* Funding gap in 109 state pensions swells to $834.2 bln
* 95 percent of plans underfunded
* Average plan has funding ration of 68 pct
* Managers up exposure to alternative assets
By Edward Krudy
NEW YORK, March 3 The recovery in the U.S. state
pension system suffered a setback in 2012 as the huge funding
shortfall in a large swath of state pensions swelled more than
20 percent, interrupting two years of improvement following the
devastation of the financial crisis.
The shortfall in 109 of the nation's state pension plans,
which guarantee retirement for millions of public workers such
as police, firefighters, and teachers rose to $834.2 billion in
2012, up from $690.3 billion the previous year, according to a
new report by Wilshire Consulting, a unit of independent
investment management firm Wilshire Associates.
The report highlights the uphill struggle faced by many of
the state pension plans nationwide and is a reminder that
financially strained state governments will have to make some
tough choices in order to make up the shortfall.
It also shows state pension fund managers are continuing to
up their exposure to less conventional assets such as real
estate, private equity, hedge funds and commodities as they try
to boost their returns and diversify away from over exposure to
"The hit that was taken through the global financial crisis
was significant and now they are on the road to looking at
recouping that over the long term," said Steven Foresti, head of
investment research at Wilshire. "But it will require without
question significant contributions and adequate investment
Collating timely data on state pension systems is hard as
they report with different time frames. Wilshire's report
focuses on 109 funds that reported data as of June 30 last year,
and uses prior data for another 25 plans that reported earlier.
Wilshire notes that in the use of any sample there is the
chance of statistical error and although the 109 funds with 2012
data are a sizable majority of the state plans in the survey,
there will be a degree of variance from the entire plan cohort.
Sticking with the 109 plans, in 2007 before the financial
crisis struck, state pension plans were 93 percent funded, up
from being 81 percent funded in 2002 as stock markets rallied.
In 2012 the total market value of their assets amounted to 69
percent of their liabilities, down from 73 percent in 2011.
Although that is much better than during the aftermath of the
financial crisis when the funding ratio plummeted to 61 percent
in 2009, the move in the wrong direction is a concern with
levels still way below where they need to be. A healthy funding
ratio is considered 80 percent or above.
ARE MANAGERS TOO OPTIMISTIC?
The length of time it takes pensions to report means
Wilshire's analysis is necessarily backward looking.
The authors point out that the swelling shortfall is due to

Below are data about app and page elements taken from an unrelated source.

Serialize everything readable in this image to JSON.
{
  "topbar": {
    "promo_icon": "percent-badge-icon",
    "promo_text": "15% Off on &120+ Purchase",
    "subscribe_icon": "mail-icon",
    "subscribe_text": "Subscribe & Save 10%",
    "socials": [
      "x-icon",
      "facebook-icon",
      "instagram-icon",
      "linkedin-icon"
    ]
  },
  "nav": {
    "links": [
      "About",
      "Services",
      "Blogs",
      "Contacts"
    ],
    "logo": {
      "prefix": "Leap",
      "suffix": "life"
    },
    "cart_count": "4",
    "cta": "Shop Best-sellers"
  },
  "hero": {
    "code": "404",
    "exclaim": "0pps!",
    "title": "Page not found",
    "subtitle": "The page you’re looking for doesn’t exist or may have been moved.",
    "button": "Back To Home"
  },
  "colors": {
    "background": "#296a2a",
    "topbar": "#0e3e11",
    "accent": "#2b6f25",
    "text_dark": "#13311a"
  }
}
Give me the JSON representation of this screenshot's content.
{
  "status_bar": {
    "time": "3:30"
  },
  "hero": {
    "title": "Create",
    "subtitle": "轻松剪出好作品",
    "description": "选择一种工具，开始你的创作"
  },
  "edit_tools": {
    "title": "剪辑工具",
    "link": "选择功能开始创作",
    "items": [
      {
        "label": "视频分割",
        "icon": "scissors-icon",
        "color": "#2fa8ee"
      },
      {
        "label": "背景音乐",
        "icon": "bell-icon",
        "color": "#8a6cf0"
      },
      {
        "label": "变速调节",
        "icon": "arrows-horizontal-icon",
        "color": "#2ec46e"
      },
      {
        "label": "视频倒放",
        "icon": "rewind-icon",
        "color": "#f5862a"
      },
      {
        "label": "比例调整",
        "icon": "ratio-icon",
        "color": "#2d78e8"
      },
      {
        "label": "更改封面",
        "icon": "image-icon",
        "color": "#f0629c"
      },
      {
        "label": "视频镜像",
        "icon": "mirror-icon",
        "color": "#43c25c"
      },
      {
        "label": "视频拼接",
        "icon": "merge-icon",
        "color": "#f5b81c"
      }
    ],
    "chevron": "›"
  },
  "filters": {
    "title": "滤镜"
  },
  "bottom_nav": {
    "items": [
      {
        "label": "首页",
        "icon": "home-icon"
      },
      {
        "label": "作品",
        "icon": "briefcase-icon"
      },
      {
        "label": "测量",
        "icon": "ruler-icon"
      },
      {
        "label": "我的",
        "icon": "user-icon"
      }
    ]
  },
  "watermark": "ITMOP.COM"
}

market volatility in the 12 months leading up to June 30 last
year when most funds reported data. That was when the euro zone
crisis was at its worst. Following strong performance in markets
since then the pension are probably in better shape now, they
Still, given the bumpy ride that appears to be a feature of
today's markets, the report is likely to reignite debate about
whether managers are too optimistic when forecasting returns.
Wilshire estimates that the median state pension fund can
expect an annual return of 6.9 percent. That is much less than
the current median rate of 7.8 percent that pension use as
long-run expected returns.
The report's authors acknowledge that their more modest
assumptions assume risk-adjusted market returns and do not allow
for higher returns that could be added by active money
management. They also use a time horizon of 10 years rather than
the 30-year time horizon that pension forecasters often use.
Even so, a closer look at the number reveals the scale of the
task that many state pensions face.
Of 109 state plans, 95 percent are underfunded, with asset
values less than their liabilities. The average underfunded plan
has a ratio of assets to liabilities of just 68 percent.
The problem varies greatly across plans. Nine have assets
with a market value less than 50 percent of their liabilities,
62 plans have less than 70 percent of liabilities and 81 plans
have assets less than 80 percent.
Wilshire's report does not list individual plans although
that data is publicly available.
The report shows managers continued to ditch U.S. equities
last year in search of yield and diversification. Exposure to
the asset class fell 13 percent through the middle of last year
and total U.S. equity exposure across the plans stood at 28
percent, down from 41 percent since 2007.
The money coming out of U.S. equities has been flowing into
non-U.S. equities, real estate, private equity, and other
investments such as hedge funds and commodities.
This may be an attempt by fund managers to increase their
exposure to more leveraged investments in an effort to meet
return targets or reduce volatility across the fund by
diversifying assets, according to the report.
"They all recognize that there will be short periods of time
when that risk works against them but if they have the liquidity
to stay in those positions and returns are adequate over the
long run that will have the most emphasis in terms of what level
of contributions will be required," said Foresti.